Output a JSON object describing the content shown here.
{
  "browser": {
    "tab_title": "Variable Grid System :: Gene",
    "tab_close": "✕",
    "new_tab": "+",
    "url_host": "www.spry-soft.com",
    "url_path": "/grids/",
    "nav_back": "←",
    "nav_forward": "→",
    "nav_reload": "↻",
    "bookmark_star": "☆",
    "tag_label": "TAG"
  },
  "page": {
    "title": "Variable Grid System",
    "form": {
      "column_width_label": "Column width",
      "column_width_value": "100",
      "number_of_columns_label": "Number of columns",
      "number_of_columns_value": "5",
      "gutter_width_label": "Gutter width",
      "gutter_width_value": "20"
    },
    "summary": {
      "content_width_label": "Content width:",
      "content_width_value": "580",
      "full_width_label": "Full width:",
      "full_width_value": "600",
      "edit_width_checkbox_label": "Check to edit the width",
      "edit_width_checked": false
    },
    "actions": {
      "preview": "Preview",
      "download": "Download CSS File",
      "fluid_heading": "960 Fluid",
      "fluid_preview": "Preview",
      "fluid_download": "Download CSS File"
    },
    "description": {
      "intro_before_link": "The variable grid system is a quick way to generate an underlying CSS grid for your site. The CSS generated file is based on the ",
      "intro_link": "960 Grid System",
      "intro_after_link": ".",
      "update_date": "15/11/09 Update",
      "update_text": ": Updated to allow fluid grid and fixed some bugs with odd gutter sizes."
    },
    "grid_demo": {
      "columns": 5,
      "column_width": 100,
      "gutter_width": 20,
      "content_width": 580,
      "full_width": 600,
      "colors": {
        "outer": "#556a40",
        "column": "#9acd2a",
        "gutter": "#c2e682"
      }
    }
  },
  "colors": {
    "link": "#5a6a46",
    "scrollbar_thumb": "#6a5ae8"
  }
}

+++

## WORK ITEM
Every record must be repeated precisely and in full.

## RESULT
Output a JSON object describing the content shown here.
{
  "browser": {
    "tab_title": "Variable Grid System :: Gene",
    "tab_close": "✕",
    "new_tab": "+",
    "url_host": "www.spry-soft.com",
    "url_path": "/grids/",
    "nav_back": "←",
    "nav_forward": "→",
    "nav_reload": "↻",
    "bookmark_star": "☆",
    "tag_label": "TAG"
  },
  "page": {
    "title": "Variable Grid System",
    "form": {
      "column_width_label": "Column width",
      "column_width_value": "100",
      "number_of_columns_label": "Number of columns",
      "number_of_columns_value": "5",
      "gutter_width_label": "Gutter width",
      "gutter_width_value": "20"
    },
    "summary": {
      "content_width_label": "Content width:",
      "content_width_value": "580",
      "full_width_label": "Full width:",
      "full_width_value": "600",
      "edit_width_checkbox_label": "Check to edit the width",
      "edit_width_checked": false
    },
    "actions": {
      "preview": "Preview",
      "download": "Download CSS File",
      "fluid_heading": "960 Fluid",
      "fluid_preview": "Preview",
      "fluid_download": "Download CSS File"
    },
    "description": {
      "intro_before_link": "The variable grid system is a quick way to generate an underlying CSS grid for your site. The CSS generated file is based on the ",
      "intro_link": "960 Grid System",
      "intro_after_link": ".",
      "update_date": "15/11/09 Update",
      "update_text": ": Updated to allow fluid grid and fixed some bugs with odd gutter sizes."
    },
    "grid_demo": {
      "columns": 5,
      "column_width": 100,
      "gutter_width": 20,
      "content_width": 580,
      "full_width": 600,
      "colors": {
        "outer": "#556a40",
        "column": "#9acd2a",
        "gutter": "#c2e682"
      }
    }
  },
  "colors": {
    "link": "#5a6a46",
    "scrollbar_thumb": "#6a5ae8"
  }
}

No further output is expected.